Bradley Cooper: The Surprising Moment that Changed Him on “Wedding Crashers” Set

LOS ANGELES, CALIFORNIA – Bradley Cooper shared an illuminating career-changing moment during a conversation with his fellow best actor SAG Award nominees Jeffrey Wright, Cillian Murphy, Paul Giamatti, and Colman Domingo. Cooper, nominated for his self-directed performance in “Maestro,” joined the discussion alongside the other actors as they each recounted pivotal moments they experienced with their colleagues on set.

In the 2005 R-rated comedy “Wedding Crashers,” Cooper played the supporting role of Sack Lodge, a departure from his previous good guy roles. This casting marked a significant turning point in his career, as he finally had the opportunity to redefine his onscreen persona. Cooper mentioned that it was during this movie where he witnessed Vince Vaughn’s willingness to fail, which had a profound impact on him.

Cooper vividly recalled being in awe of Vaughn’s fearlessness and willingness to experiment on camera, even if it meant making mistakes. The experience of watching Vaughn explore with abandon and without fear of failure was a seminal moment for Cooper, one that forever changed his approach to acting. It was a realization that freedom to take risks and embrace failure is essential for artistic growth.

“Wedding Crashers” was a commercial success and solidified Cooper’s place in the realm of R-rated comedies. His career continued to flourish, ultimately leading to starring roles in more box office hits. Cooper has expressed openness to the idea of a fourth “Hangover” film, showcasing his willingness to revisit roles that have significantly contributed to his career trajectory.

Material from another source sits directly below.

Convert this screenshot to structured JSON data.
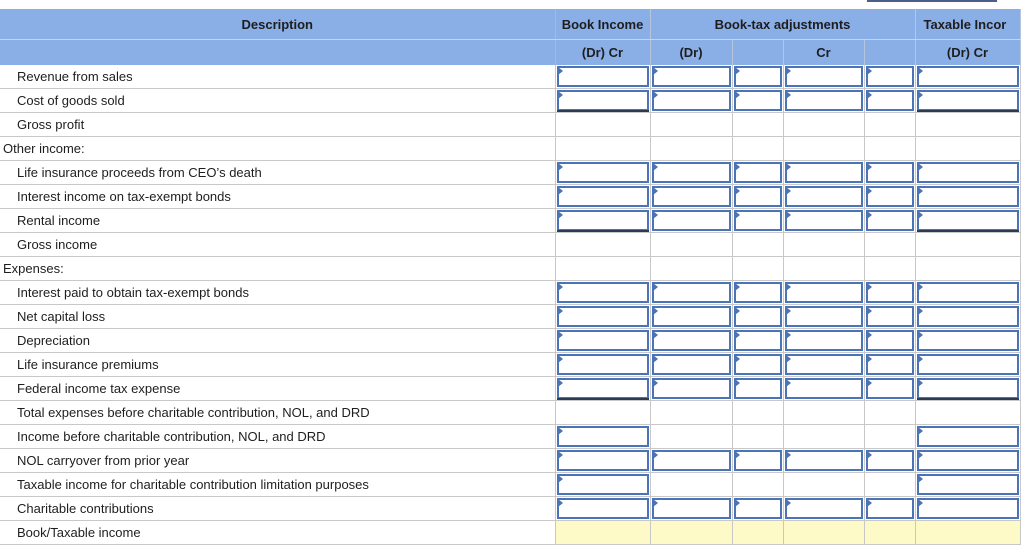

Cooper’s revelation about the impact of Vince Vaughn’s approach to acting provides a glimpse into the transformative power of on-set experiences and the valuable lessons that can emerge from them. It serves as a reminder that the willingness to take risks, embrace failure, and step outside one’s comfort zone can lead to unexpected and lasting growth in the creative process.